Stephen Hsu, who has an excellent blog, recently became Vice President for Research and Graduate Studies at Michigan State University. Before that, he was a professor of physics. At a dinner for faculty promoted to full professor, he said:
When an attorney prepares a case it is for her client. When a Google engineer develops a new algorithm, it is for Google — for money. Fewer than one in a thousand individuals in our society has the privilege, the freedom, to pursue their own ideas and creations. The vast majority of such people are at research universities. A smaller number are at think tanks or national labs, but most are professors like yourselves. It is you who will make the future better than the past; who will bring new wonders into existence.
In this blog, in thousands of posts, I have argued a much different view: everyone can make the future better than the past in the way Stephen is talking about, by adding to our understanding. In particular, anyone — not just professional researchers, such as professors at research universities — can increase our understanding of how to be healthy. This has already started to happen. Some examples:
1. Stuart King (a musician) commented how much bedtime honey helped him sleep better. Learning about this effect is a big step forward in knowing how to be healthy — good sleep is at the center of good health. No professional researcher has come close to Stuart’s insight.
2. Katherine Reid (trained as a protein chemist but not a professor) discovered that if she removed all glutamate from her daughter’s diet, her daughter’s autism disappeared. This is more progress than any professional researcher has made. None of them has made even one case of autism disappear.
3. Many people told me about how various treatments they learned about from this blog have helped them — for example Vitamin D3 in the morning and bedtime honey. I recently posted a comment about bedtime honey, for instance. These treatments are so new and surprising that these experiences are meaningful. They help others decide if these treatments should be taken seriously. (For anyone who dismisses these reports as “anecdotes”, I have one question: What have you discovered?)
4. I have used a brain tracking test to find out new things about how my environment affects my brain, including the benefits of butter and the bad effect of tofu. At least a billion people — everyone in China, for starters — eat tofu regularly. You might think that such a popular food would have been extensively tested for safety but, shockingly, other research supports my conclusion that tofu is bad. Anyone can do the sort of tests I did. Let me repeat my offer to give my brain tracking R software (which only works under Windows) to others who want to use it. There is an associated Google Community to join.

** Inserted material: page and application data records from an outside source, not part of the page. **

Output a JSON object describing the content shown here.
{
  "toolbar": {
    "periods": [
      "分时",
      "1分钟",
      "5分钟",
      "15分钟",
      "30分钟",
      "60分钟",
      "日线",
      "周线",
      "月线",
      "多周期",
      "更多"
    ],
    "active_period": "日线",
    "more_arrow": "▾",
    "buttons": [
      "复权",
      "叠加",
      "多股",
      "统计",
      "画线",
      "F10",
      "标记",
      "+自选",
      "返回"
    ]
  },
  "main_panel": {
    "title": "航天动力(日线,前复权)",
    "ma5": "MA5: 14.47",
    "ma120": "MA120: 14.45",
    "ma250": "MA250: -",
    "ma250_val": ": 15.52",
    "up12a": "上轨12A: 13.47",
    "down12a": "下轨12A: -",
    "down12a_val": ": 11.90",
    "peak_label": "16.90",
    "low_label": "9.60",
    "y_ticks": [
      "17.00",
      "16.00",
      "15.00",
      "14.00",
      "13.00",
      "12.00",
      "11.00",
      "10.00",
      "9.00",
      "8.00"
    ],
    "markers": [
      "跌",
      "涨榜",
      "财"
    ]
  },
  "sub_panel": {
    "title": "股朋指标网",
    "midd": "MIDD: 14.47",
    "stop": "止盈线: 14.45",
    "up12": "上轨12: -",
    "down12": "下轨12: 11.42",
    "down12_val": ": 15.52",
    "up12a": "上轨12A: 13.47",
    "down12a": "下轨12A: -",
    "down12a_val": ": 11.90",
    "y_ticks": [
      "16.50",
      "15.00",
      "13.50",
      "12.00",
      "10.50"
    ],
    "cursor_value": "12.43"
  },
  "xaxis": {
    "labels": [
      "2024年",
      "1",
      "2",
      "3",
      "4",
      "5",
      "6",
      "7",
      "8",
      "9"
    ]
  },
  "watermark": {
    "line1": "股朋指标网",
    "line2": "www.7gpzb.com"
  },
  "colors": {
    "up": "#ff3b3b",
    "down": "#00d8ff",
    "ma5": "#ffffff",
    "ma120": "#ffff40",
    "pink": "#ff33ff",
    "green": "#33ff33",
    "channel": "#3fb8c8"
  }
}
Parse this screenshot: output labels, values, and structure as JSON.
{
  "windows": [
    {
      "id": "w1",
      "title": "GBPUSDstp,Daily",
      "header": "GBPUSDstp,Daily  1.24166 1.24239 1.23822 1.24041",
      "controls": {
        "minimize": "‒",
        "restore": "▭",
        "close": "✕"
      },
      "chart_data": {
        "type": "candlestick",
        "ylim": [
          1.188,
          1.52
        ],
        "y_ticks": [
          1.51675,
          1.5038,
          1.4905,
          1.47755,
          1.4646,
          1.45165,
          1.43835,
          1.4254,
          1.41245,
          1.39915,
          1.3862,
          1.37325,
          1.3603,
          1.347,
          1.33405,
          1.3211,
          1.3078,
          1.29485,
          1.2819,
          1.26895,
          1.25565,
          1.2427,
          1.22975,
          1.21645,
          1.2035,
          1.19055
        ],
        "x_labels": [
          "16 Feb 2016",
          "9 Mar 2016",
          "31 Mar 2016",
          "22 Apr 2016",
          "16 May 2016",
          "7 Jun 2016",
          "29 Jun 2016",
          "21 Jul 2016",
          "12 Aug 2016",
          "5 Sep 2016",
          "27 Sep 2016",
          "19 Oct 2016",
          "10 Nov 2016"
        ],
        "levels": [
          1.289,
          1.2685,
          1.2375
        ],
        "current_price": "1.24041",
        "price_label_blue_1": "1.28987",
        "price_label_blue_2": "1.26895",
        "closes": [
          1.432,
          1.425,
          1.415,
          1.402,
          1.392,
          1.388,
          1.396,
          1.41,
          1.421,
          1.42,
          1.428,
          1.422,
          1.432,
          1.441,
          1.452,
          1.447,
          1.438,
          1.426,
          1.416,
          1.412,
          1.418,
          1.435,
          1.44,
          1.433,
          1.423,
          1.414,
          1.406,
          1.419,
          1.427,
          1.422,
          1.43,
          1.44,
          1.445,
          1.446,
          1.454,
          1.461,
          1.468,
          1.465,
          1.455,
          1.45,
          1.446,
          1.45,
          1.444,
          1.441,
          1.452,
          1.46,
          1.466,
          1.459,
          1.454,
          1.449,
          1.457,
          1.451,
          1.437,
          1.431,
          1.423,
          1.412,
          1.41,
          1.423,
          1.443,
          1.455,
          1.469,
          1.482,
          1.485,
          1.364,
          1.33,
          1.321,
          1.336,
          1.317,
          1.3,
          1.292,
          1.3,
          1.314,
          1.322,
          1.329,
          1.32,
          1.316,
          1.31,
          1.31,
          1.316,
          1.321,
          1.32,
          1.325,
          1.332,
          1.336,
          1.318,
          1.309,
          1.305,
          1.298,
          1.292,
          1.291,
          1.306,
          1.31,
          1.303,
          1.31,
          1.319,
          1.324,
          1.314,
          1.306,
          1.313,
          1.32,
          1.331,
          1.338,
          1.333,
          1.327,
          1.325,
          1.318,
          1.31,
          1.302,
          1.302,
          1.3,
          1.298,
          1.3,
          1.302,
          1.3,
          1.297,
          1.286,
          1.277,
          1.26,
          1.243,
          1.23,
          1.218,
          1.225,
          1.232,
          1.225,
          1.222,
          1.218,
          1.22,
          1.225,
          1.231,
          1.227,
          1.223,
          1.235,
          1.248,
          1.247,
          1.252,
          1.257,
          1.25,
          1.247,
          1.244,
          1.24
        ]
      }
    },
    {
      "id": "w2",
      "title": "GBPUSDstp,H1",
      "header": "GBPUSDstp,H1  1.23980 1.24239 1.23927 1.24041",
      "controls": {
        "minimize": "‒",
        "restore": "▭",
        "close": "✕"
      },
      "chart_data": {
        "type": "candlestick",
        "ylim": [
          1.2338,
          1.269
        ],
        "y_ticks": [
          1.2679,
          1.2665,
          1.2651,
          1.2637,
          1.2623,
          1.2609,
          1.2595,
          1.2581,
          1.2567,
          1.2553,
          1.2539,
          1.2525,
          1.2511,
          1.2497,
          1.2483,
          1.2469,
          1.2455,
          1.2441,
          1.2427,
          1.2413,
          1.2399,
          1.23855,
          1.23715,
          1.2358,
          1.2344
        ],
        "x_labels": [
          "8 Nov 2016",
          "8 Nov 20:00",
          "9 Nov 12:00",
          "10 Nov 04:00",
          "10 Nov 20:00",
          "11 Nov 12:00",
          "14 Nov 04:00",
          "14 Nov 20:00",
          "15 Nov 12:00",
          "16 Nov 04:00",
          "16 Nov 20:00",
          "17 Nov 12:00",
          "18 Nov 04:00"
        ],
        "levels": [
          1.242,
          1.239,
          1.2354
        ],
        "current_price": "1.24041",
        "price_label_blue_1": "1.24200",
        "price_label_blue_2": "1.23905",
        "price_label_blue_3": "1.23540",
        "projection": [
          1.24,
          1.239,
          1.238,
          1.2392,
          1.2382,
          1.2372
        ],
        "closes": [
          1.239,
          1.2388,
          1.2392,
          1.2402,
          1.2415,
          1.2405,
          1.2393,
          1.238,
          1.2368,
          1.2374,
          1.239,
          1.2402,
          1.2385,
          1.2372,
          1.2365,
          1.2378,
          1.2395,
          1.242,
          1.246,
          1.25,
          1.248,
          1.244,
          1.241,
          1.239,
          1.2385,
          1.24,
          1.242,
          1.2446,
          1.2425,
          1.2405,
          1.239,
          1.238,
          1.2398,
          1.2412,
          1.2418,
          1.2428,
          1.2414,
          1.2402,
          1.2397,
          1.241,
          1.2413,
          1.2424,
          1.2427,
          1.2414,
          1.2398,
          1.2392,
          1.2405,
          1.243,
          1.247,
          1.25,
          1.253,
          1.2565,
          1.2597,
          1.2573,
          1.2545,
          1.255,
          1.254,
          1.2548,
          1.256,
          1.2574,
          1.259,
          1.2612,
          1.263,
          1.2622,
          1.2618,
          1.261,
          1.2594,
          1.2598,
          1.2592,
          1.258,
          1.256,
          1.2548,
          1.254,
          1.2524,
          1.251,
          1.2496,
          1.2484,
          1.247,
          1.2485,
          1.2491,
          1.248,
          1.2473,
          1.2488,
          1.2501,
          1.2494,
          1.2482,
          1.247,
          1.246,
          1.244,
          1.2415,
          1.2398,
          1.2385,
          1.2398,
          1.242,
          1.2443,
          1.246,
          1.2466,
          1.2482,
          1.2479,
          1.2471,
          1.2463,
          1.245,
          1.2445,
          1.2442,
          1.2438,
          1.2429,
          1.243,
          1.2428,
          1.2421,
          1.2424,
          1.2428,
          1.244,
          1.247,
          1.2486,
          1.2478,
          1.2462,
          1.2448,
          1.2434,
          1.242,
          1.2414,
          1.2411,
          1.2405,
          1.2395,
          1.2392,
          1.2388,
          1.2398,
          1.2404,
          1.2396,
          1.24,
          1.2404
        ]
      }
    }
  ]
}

5. Although I am a professor, my self-experimental discoveries about sleep, mood and weight were outside the area of my graduate school training (animal learning). For example, I am not a sleep expert. I made my discoveries without expensive equipment or university resources beyond the library — that is, I made them with resources to which almost anyone has access.
I am sure these examples are the beginning of something important. They are easy to explain. Who is better equipped to discover important stuff about health, professional researchers (e.g, professors) or non-professionals (the rest of us)? Although professional researchers have big advantages over the rest of us — this is the usual view — non-professionals have big advantages over professionals that few people seem aware of. Sometimes the non-professional advantages outweigh the professional advantages and the non-professionals get there first. For example, a professional autism researcher could have done what Reid did (measure the effect of removing all glutamate on autism), but Reid did it first.
The advantages of non-professionals over professionals, a topic I have discussed many times, include:
1. Ability to self-track and self-experiment. This is too humble for many professionals. In The Theory of the Leisure Class, Thorstein Veblen emphasized that professors like to show off via their work. This is a disaster for science, where small (low status) and fast is much more effective than big (high status) and slow — a lesson that few health scientists have learned.
2. Freedom. Non-professionals can study anything, consider any crazy idea, test any treatment. Professionals must be respectable. Institutional rules and committees also constrain them.
3. Time. Non-professionals can study any problem for as long as they want. Professionals must publish regularly.
4. Motivation. Because they study their own problems, non-professionals are highly motivated to find the truth. For example, no one cares more about the safety of your food than you do. Professionals usually study problems whose solution gives them no practical benefit. While non-professionals care only about their own health, professionals care a great deal about their career, which makes it quite a bit harder to do the best thing for other people’s health.
5. IQ (which Stephen often blogs about). If you randomly select one professor who studies health, and compare him/her to a thousand randomly-selected non-professionals, the top IQs among the non-professionals will be much higher than the professor’s IQ.
I keep writing about this — hardly saying anything new — because it is so important, so non-intuitive (in almost every other area of knowledge, such as physics, only professionals make lasting contributions) and no one else says it.